When I asked these women about what their hopes are for 2018 and where they feel women’s philanthropy is headed, Cynthia Nimmo told me, “This new wave of donor activists isn’t one-dimensional and that’s what’s so exciting. They are Millennials, they’re Gen Y, they’re Gen Z, they’re stay-at-home moms and work-outside-the-home moms, they’re single, they’re married, they work in tech, in finance, in media—you name it. It’s every woman, and she’s paying to shift the policies and systems that prevent women and girls from advancing. Technology makes it easier to give now too, which has helped fuel the fire. My strong belief is that this will continue to grow in 2018.”

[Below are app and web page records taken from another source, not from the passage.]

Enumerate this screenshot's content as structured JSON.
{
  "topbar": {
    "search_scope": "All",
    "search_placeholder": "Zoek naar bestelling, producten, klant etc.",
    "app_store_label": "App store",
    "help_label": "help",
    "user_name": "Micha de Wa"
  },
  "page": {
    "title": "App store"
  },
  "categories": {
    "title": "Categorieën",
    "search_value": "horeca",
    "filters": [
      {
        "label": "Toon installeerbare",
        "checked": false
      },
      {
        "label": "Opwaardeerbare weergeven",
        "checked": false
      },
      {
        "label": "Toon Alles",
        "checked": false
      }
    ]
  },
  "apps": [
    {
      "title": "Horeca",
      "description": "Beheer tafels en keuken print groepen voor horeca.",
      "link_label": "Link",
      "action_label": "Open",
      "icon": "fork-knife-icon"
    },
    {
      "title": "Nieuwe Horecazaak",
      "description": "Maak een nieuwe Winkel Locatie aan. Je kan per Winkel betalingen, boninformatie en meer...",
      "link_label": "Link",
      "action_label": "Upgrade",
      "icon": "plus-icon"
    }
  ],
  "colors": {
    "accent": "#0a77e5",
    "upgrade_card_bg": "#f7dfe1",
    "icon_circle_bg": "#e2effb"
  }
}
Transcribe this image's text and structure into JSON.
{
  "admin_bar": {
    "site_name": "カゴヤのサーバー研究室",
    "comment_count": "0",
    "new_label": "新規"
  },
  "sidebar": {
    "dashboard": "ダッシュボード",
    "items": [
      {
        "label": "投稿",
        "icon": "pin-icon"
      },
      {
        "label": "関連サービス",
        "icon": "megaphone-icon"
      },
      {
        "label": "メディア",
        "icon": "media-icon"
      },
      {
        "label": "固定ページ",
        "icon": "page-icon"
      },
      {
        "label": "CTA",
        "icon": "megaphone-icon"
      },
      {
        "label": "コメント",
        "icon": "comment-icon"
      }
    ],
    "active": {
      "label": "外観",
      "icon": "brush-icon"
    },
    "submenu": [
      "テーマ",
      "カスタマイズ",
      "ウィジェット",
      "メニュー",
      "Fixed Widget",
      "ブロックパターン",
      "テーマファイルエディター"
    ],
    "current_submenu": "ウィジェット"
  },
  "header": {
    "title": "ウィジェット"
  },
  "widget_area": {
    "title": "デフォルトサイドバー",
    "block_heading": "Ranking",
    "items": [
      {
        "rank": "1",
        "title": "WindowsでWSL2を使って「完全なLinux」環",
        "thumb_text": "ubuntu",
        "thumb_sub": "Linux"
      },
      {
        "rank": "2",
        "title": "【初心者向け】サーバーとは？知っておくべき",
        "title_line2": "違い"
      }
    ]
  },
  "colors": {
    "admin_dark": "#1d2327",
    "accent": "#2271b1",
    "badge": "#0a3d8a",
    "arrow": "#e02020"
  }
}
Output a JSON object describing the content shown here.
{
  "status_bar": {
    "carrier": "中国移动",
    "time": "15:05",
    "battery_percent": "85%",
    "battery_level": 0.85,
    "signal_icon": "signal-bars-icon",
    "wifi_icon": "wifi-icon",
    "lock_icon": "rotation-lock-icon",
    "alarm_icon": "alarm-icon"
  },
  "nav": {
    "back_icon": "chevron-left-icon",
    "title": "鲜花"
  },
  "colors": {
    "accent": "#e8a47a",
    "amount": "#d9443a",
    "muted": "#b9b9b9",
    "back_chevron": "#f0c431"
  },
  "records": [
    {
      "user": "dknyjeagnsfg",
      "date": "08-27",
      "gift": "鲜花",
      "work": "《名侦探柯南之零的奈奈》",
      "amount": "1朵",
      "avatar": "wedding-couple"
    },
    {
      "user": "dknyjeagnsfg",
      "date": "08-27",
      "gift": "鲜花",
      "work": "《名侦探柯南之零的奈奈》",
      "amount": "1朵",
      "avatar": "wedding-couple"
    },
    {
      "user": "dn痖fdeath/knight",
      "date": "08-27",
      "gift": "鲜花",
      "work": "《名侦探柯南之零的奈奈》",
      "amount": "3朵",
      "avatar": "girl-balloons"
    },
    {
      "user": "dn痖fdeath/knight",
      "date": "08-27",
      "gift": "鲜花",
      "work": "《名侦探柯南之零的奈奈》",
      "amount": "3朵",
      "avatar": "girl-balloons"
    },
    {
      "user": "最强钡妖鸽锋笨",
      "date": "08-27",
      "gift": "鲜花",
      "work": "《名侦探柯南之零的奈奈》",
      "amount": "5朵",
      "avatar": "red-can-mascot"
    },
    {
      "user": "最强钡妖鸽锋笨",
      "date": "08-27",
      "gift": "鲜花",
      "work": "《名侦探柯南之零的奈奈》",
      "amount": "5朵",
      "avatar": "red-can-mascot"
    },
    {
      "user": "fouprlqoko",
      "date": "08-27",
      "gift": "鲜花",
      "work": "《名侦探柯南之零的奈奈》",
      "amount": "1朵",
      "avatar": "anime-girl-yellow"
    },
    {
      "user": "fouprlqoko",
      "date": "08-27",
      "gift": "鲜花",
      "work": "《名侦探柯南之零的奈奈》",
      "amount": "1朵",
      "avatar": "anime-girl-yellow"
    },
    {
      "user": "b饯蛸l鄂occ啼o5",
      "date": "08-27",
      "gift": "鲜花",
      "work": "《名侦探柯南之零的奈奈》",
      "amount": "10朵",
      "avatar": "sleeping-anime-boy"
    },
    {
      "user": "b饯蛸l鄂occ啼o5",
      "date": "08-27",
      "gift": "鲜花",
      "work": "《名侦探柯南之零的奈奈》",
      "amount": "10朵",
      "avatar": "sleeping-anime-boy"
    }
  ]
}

Vanessa Daniel shared, “My hope for donor activists in 2018 is that they can see how their own destinies are bound up with those who are more marginalized, that they can share resources as a way of sharing power and acknowledging the bold leadership of those who are most impacted by the problems of our society, and that they can use their access to wealth and those who have it to open up more resource streams to bold work at the grassroots.”
And Abigail Disney—an award-winning filmmaker, philanthropist and member of Women’s Donor’s Network who recently launched Level Forward, a startup studio venture that aims to focus on backing projects driven by women and persons of color— offered this rallying call to action: “We should recognize that this fight is forever. We’re fighting gravity in a lot of ways. There’s never going to be a point at which we can all relax and everything will be fine. There is no arrival and there is no finish line. There is no promised land. This is the work of our lives. What we hope for is to push things into better places all the time.”
Disney also shared this advice for women interested in becoming donors: “There’s an inner badassery that some of us have that gets wasted on fighting your mother about how you’re dressed. If you can find ways to be public in your badassery, be proud of it and rock it instead of feeling like you’re not enough or that you’re too fat or you’re too old or you’re not wearing enough makeup and all that. We need to step into our badassery first. A lot of things follow from that.”
She urged, “Take the ownership of the money you have control of—stop apologizing for that; it’s nothing to be ashamed of. Step into power. Ask for it. It’s not going to just settle over you. This is about taking our fair share. We’re half the population and we deserve half the power.”
Seeing more and more women become individually empowered and come together collectively—by giving to causes, campaigns and donor networks, getting politically engaged, organizing and doing whatever they can to raise their voices and exert their influence—is a clear indication that women will lead the way as a driving force for change in 2018. As Donna Hall put it to me, “Watching women who have access to money, power and the luxury of time band together in a way that they have not before gives me hope. I feel we have to push on, supporting one another, holding each other up, so that we do what we can to create a better future for everyone.”
This article originally appeared at Forbes.com
Marianne Schnall is the founder of What Will It Take Movements and a widely published journalist, author, speaker and interviewer. She is the author of Daring to Be Ourselves: Influential Women Share Insights on Courage, Happiness and Finding Your Own Voice, as well as What Will it Take to Make a Woman President? Conversations About Women, Leadership & Power